The S&P/TSX composite index jumped 162.41 points to a two-month high of 15,062.88.
The TSX energy sector gained four per cent as oil in New York shot up $3.48 to US$53.05 a barrel, adding up to a 19-per cent surge in prices over the last four sessions. However, prices are still down about 50 per cent from the most recent highs reached last June because of a huge oversupply on world markets.
Higher oil prices helped push the Canadian dollar up 1.16 cents US to 80.67 cents US after charging ahead more than eight-tenths of a cent on Monday.
New York markets were also sharply higher as automakers reported double-digit sales increases in the United States in January.
That helped balance other data showing orders to U.S. factories dropped for a fifth consecutive month in December, down 3.4 per cent.

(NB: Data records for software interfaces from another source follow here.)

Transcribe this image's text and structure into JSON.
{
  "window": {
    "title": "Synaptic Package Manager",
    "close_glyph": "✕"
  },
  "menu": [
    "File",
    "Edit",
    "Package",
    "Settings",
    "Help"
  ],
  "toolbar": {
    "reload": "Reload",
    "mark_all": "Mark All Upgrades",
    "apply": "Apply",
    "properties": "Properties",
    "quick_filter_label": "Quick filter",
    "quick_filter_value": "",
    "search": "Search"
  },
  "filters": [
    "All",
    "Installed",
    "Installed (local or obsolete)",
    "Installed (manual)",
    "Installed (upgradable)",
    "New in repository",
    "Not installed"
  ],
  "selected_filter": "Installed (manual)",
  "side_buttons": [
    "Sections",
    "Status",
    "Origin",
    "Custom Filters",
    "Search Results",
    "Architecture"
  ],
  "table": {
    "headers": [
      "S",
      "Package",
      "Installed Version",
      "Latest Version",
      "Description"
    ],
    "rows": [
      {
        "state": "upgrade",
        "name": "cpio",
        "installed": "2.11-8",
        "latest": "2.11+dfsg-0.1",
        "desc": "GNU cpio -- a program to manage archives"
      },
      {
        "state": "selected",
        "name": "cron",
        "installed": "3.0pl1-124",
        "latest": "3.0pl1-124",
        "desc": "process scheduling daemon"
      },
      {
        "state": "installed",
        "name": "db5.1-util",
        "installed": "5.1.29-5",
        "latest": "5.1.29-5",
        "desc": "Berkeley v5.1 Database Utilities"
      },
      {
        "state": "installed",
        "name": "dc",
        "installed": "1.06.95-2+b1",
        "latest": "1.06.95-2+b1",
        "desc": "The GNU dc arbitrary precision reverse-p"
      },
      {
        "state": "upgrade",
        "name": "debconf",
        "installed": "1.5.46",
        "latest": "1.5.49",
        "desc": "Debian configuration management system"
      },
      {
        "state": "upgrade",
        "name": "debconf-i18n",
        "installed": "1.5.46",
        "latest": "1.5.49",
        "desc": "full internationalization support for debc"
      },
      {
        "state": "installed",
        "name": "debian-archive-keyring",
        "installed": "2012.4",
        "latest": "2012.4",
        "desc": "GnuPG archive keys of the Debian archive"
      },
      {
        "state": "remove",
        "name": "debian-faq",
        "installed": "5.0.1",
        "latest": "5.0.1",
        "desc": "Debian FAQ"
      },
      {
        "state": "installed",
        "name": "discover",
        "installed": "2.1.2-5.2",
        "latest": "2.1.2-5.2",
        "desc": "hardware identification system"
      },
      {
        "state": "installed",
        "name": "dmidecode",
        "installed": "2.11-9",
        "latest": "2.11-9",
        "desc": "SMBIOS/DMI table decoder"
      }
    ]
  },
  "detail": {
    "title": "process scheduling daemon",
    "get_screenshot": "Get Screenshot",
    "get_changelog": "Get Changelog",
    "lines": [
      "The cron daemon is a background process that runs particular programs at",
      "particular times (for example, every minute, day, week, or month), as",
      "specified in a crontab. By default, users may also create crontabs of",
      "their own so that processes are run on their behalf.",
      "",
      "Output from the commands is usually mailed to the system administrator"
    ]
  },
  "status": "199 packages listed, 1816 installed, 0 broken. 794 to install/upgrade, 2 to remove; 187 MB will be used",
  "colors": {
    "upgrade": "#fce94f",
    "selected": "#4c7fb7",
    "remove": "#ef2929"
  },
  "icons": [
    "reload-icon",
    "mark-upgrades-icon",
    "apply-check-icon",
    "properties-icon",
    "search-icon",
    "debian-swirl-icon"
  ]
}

Also, a key category that signals business investment plans fell for a fourth straight month.
The Dow Jones industrials soared 305.36 points to 17,666.4, the Nasdaq climbed 51.05 points to 4,727.74 and the S&P 500 index was up 29.18 points at 2,050.03.
Oil companies have responded to oversupply by slashing capital spending plans for drilling and other projects and in some cases cutting production, but analysts warn that it's far too early to sound the all-clear on falling prices.
"There has’t been a ton of material change in the supply-demand imbalance and that is really the fundamental issue," said Ben Jang, portfolio manager at Nicola Wealth Management in Vancouver.
"I think we will see a rebound in prices but after that, we will retest the lows."
BP on Tuesday joined a growing list of companies cutting back, announcing that capital expenditure in 2015 will total around US$20 billion, significantly lower than its previous guidance of $24 billion to $26 billion.
It also reported a loss of US$4.4 billion for the fourth quarter of 2014.
A major energy sector gainer was Canadian Oil Sands (TSX:COS), which jumped C$1.94 or 20.5 per cent to C$11.39. Its stock has soared 60 per cent since Thursday after TD Securities (TSX:TD) raised its price target. There were also reports COS could become a takeover target by one of its partners in Syncrude Canada Ltd., which is a joint venture between seven energy companies.
The base metals sector jumped 6.6 per cent as March copper soared nine cents to US$2.58 a pound.
Financials also lent key support, rising 2.55 per cent.
The gold sector was the major decliner, down about four per cent as April bullion lost $16.60 to US$1,260.30 an ounce.
In other earnings news, WestJet Airlines Ltd. (TSX:WJA) posted a record fourth-quarter profit of $90.7 million or 70 cents a share, in line with estimates. That was up 34 per cent from $67.8 million a year ago. Revenue was $994.4 million, up 7.3 per cent from a year ago and also in line with estimates. The carrier hiked its dividend by 17 per cent as well, but WestJet shares drifted 80 cents lower to $31.10.